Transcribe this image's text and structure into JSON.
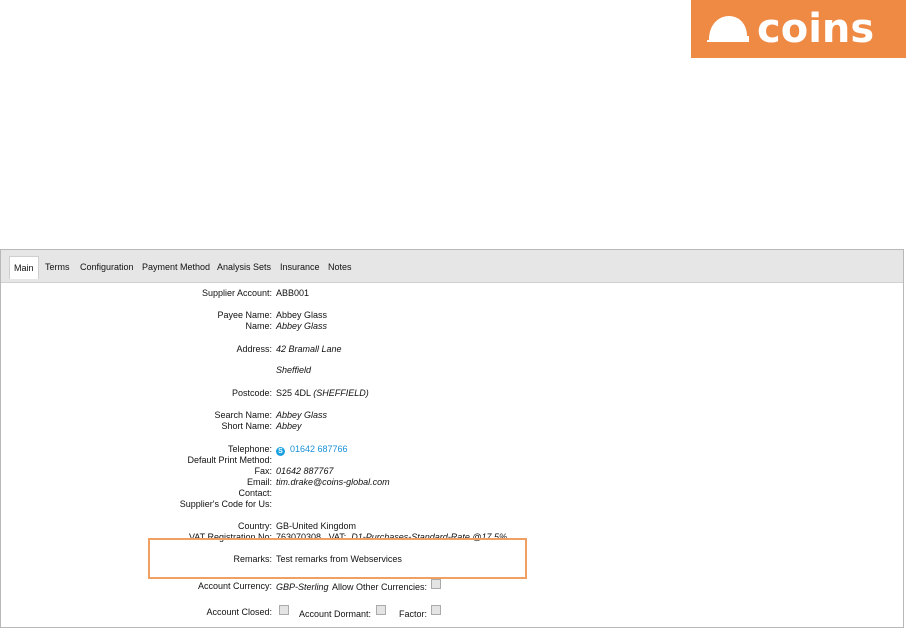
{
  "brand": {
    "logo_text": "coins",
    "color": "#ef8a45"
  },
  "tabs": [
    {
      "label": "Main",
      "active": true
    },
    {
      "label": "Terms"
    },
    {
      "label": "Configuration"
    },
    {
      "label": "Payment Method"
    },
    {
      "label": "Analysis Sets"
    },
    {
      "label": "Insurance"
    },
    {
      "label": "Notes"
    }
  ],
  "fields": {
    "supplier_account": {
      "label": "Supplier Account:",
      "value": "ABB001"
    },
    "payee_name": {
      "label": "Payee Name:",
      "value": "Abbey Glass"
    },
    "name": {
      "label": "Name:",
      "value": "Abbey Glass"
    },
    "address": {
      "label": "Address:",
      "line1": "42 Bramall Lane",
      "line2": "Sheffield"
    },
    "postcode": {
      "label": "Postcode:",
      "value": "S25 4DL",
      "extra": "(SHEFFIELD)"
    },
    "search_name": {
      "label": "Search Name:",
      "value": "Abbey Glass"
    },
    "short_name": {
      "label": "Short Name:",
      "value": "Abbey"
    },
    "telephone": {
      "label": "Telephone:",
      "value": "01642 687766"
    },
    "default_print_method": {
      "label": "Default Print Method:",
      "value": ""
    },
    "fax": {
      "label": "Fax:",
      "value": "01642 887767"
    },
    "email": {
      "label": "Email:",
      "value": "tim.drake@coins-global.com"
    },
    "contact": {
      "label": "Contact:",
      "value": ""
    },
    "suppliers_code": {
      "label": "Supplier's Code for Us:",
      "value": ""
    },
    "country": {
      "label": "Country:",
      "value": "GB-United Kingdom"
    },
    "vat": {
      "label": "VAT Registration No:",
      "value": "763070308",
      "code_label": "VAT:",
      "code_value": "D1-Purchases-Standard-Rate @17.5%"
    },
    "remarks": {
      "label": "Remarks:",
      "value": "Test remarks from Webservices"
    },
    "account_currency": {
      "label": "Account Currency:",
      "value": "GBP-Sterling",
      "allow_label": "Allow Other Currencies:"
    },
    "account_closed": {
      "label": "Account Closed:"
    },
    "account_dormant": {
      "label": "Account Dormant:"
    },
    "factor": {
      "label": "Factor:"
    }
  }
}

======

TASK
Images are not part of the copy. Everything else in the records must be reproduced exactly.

RESULT OF THIS TASK
Transcribe this image's text and structure into JSON.
{
  "brand": {
    "logo_text": "coins",
    "color": "#ef8a45"
  },
  "tabs": [
    {
      "label": "Main",
      "active": true
    },
    {
      "label": "Terms"
    },
    {
      "label": "Configuration"
    },
    {
      "label": "Payment Method"
    },
    {
      "label": "Analysis Sets"
    },
    {
      "label": "Insurance"
    },
    {
      "label": "Notes"
    }
  ],
  "fields": {
    "supplier_account": {
      "label": "Supplier Account:",
      "value": "ABB001"
    },
    "payee_name": {
      "label": "Payee Name:",
      "value": "Abbey Glass"
    },
    "name": {
      "label": "Name:",
      "value": "Abbey Glass"
    },
    "address": {
      "label": "Address:",
      "line1": "42 Bramall Lane",
      "line2": "Sheffield"
    },
    "postcode": {
      "label": "Postcode:",
      "value": "S25 4DL",
      "extra": "(SHEFFIELD)"
    },
    "search_name": {
      "label": "Search Name:",
      "value": "Abbey Glass"
    },
    "short_name": {
      "label": "Short Name:",
      "value": "Abbey"
    },
    "telephone": {
      "label": "Telephone:",
      "value": "01642 687766"
    },
    "default_print_method": {
      "label": "Default Print Method:",
      "value": ""
    },
    "fax": {
      "label": "Fax:",
      "value": "01642 887767"
    },
    "email": {
      "label": "Email:",
      "value": "tim.drake@coins-global.com"
    },
    "contact": {
      "label": "Contact:",
      "value": ""
    },
    "suppliers_code": {
      "label": "Supplier's Code for Us:",
      "value": ""
    },
    "country": {
      "label": "Country:",
      "value": "GB-United Kingdom"
    },
    "vat": {
      "label": "VAT Registration No:",
      "value": "763070308",
      "code_label": "VAT:",
      "code_value": "D1-Purchases-Standard-Rate @17.5%"
    },
    "remarks": {
      "label": "Remarks:",
      "value": "Test remarks from Webservices"
    },
    "account_currency": {
      "label": "Account Currency:",
      "value": "GBP-Sterling",
      "allow_label": "Allow Other Currencies:"
    },
    "account_closed": {
      "label": "Account Closed:"
    },
    "account_dormant": {
      "label": "Account Dormant:"
    },
    "factor": {
      "label": "Factor:"
    }
  }
}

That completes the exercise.